Reinhart's Sourdough Hearth Bread
made (Lahey-style) in a Casserole Dish
So here again, fast on the heals of the blunderbread (which, despite its name, tasted okay and didn't last long), I am making another sourdough hearth bread, using Reinhart's recipe. However, I am not making it on a stone (so is it still a hearth bread?), but am using Lahey's method of baking it in an enclosed pot within the oven, so that moisture is retained during the initial part of the baking, and the oven rise is more dramatic. My hope is that there will also be less sag in the loaf, because the pot will shore up the sides -- although now that I've got the hydration correct, that should be less of a problem.
There are a couple of problems with this approach. The first is, it is very difficult to score the loaves properly in the casserole dish, because things have to happen quickly when the time comes to plop the dough into the pot. You have to get that lid back on fairly quickly, or you are losing moisture. You have to get that pot back into the oven fast, or you are losing heat. You could, I suppose, forget about taking a picture for posterity. But I chose instead to forego the scoring, which meant these loaves blew themselves apart where-they-will. That is a common feature of my Lahey loaves.

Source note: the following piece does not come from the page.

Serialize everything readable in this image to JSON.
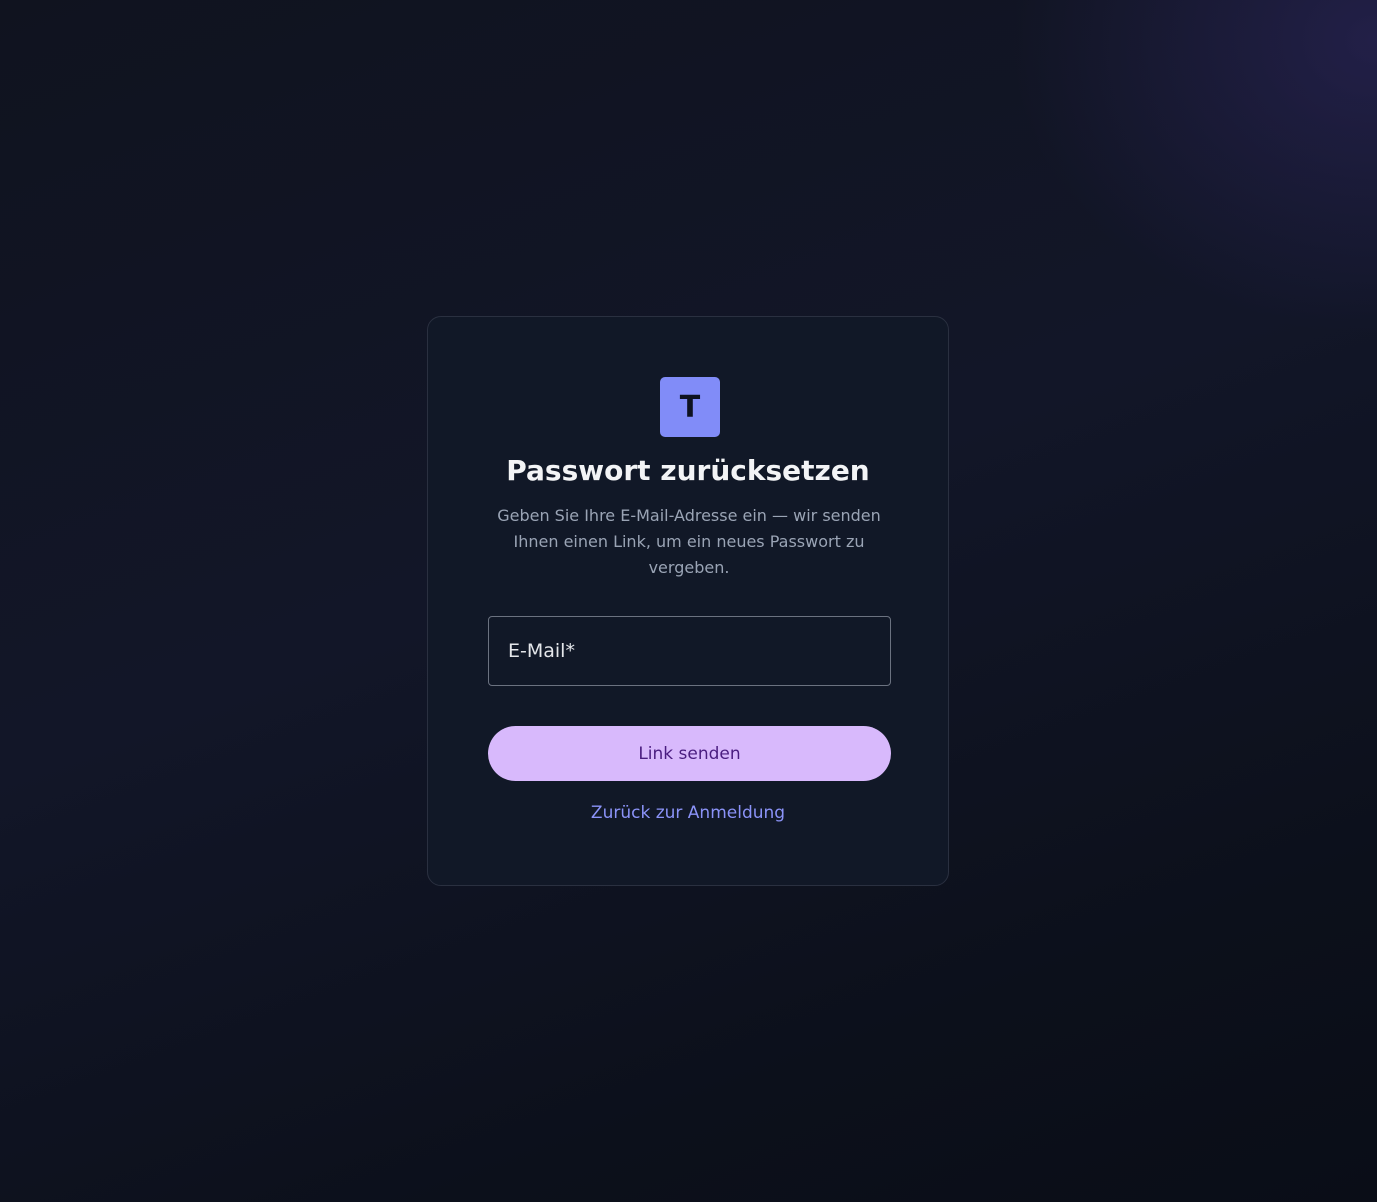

The second problem is, how hot should I make it? Reinhart gives some direction on how hot the oven should be for his hearth-baking (hot!), but it is not the same temperature that Lahey advises for his recipes (also hot, but not quite as hot). The timing is approximately the same though, for Reinhart and Lahey's loaves. I opted to use Reinhart's temperature for the initial baking, but to back it off to Lahey's temperature about 10 minutes into it. So the temperature for the final baking, where the lid comes off, is somewhat less than Reinhart advises.
I left all the ingredients out at room temperature for 24 hours, whether or not I should have.
|I set the containers on a high shelf, atop the quilting frame, to get them out of the way|
The soaker saw some fermentation: you could even see little ponds of hooch forming already here and there. I divided up the soaker equally between the doughs.
These loaves are made identically, except the longer one has some agave and oil. The boule-shaped loaf has no optional ingredients at all. This time no extra water was dumped on them accidentally.
First I mixed up the one with agave and olive oil. It also got some extra yeast, so this loaf is a hybrid of wild and commercial yeasts.
Then I mixed up the one with no optional ingredients. I did find that the dough with no sweetener or oil was fairly dry and required me to wet my hands once to get all the flour incorporated. That's all it required though.
I bulk fermented and proofed it as Reinhart would have us do.
Forming the dough: First, the batardy shape:
Then the boule:
During the last 30 minutes of the proofing in baskets, I preheated the oven with 2 casserole dishes in it, to 500 degrees F. As stated above, I plopped them into the hot pots and closed them without scoring the loaves, expecting them to blow apart wherever they would.
|The boule wasn't in the middle of the dish, so would bake a little unevenly|
That gives the loaves this sort of haphazard, rustic look.
The temperature was turned down to 425 degrees F ten minutes into the baking. Then minutes later, the lids came off and the bread was baked another 15 minutes.
Getting them out of the casserole dish required a bit of persuasion with a spatula, always dangerous.
I took them outside to the picnic table for a few shots. The sun was going down in a brilliant blue sky -- the first lovely day in a week or more of rain.
The loaves look and smell wheaten.
Sliced into the unenhanced loaf the next morning. Despite its misshapen appearance, the bread's crumb looks similar to the bread I made the other day with my blunder -- perhaps even a bit of a tighter crumb. I suspect that this is because the blunderbread I made the other day had a longer bulk fermentation (it could, of course, and this one couldn't. Why? Because all the material in this loaf is already fermented, and I had to add extra wheat to that blunderbread to get it to adhere together.)
The crust is substantially crunchier. I suspect that this is merely a result of how it was made (and perhaps how hot I made it). Depends upon what you want in a bread, I guess. I enjoy this. My mother-in-law would break her tooth on it.
Notes to Myself
- These look okay. But the crust might be a trifle too crunchy. Would it have been better to try to rub something on them, to moisten them during the last few moments of the baking? Recently Shao-Ping -- who is easily THE BEST bread-blogger in the world today (even if she claims not to like the taste of whole wheat breads, and even if she has decided she cannot get the bread results she likes by using 100% whole grains, and even if she claims to be burning herself out recently!) did an interesting looking garlic-wash during the last 5-10 minutes of baking. That looked good. Try that some time.
- What have you decided, about keeping the sourdough starter out for 24 hours? Probably not the best idea, but because of my working situation, and my full fridge situation, I couldn't really correct this. Next time, I think I'd like to leave it in the fridge after 2 hours of room temp, if at all possible. It wasn't, this time.
- Now I've made this a few different ways. I know I haven't mastered it, but I'm comfortable with the possibilities. Time to move on.